Start of Block

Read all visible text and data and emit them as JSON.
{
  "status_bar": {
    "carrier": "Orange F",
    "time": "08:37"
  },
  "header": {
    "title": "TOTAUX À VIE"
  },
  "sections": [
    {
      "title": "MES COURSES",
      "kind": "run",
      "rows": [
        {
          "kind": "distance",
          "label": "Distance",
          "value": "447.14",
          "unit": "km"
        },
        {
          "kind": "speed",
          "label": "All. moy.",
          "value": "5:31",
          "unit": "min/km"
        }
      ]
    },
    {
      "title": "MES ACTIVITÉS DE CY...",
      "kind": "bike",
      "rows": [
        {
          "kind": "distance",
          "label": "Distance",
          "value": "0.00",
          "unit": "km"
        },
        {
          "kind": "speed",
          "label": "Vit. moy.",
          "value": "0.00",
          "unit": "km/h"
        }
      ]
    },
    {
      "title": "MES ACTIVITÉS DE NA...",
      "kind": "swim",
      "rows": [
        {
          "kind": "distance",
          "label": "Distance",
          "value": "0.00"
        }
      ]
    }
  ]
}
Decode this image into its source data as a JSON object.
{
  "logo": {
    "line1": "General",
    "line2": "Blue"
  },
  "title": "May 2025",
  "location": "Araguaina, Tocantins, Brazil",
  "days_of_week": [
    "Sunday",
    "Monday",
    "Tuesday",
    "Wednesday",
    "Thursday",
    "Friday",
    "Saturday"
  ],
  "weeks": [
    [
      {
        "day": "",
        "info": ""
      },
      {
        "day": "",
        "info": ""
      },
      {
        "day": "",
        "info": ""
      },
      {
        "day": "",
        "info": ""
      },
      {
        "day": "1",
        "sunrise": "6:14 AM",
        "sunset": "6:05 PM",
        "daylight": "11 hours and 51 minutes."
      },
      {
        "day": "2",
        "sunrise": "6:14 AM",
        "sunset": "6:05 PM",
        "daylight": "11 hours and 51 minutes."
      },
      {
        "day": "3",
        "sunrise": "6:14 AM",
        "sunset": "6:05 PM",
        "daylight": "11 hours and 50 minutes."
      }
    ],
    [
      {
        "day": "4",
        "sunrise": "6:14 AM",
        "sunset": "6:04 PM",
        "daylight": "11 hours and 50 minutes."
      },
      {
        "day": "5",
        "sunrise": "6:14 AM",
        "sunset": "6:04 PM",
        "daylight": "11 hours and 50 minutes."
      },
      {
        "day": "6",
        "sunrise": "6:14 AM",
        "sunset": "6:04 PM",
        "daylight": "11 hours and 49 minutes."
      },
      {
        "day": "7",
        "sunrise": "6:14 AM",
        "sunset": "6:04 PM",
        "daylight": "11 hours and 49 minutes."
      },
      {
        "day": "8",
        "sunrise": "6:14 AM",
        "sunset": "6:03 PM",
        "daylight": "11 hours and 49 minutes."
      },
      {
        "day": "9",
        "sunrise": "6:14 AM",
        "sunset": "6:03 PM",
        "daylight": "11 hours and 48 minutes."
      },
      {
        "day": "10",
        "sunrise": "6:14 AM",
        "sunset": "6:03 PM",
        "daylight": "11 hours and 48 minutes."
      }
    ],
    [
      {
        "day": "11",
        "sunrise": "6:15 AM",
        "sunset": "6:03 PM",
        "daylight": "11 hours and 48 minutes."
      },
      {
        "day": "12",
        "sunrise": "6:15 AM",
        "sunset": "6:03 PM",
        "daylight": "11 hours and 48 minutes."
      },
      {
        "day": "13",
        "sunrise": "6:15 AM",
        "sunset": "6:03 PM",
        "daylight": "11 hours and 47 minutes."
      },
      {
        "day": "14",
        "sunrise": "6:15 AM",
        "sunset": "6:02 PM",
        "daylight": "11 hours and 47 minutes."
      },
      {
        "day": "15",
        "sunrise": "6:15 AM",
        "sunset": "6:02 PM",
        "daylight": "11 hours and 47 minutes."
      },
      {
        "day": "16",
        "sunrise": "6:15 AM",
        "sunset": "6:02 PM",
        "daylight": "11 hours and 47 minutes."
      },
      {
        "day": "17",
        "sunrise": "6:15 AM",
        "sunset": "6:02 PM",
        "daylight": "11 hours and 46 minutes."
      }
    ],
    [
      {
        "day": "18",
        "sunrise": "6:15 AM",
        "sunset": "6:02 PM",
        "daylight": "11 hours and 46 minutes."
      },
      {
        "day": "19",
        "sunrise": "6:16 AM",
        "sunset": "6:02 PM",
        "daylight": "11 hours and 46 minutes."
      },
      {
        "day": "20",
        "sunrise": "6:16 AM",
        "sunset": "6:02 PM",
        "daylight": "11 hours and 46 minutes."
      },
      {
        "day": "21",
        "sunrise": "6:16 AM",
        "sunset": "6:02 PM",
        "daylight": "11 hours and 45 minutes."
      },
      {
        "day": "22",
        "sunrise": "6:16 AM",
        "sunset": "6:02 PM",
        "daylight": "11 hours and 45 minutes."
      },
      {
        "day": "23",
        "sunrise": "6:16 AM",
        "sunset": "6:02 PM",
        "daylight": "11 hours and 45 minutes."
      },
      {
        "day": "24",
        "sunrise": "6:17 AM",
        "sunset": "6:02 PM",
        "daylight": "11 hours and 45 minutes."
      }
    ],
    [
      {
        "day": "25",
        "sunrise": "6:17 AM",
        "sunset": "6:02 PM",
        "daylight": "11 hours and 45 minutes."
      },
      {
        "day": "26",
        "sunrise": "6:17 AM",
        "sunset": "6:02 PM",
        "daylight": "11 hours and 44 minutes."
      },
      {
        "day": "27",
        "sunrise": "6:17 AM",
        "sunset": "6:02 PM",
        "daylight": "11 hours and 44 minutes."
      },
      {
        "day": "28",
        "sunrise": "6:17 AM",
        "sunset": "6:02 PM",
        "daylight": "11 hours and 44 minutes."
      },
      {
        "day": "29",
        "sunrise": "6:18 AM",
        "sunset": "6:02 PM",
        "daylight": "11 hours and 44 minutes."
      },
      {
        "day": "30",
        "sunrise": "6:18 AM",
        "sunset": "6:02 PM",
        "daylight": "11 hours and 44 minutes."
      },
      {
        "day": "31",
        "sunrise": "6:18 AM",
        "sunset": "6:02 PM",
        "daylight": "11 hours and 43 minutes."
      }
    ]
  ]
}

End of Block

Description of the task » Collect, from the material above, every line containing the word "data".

Answer for the task »
Read all visible text and data and emit them as JSON.
Decode this image into its source data as a JSON object.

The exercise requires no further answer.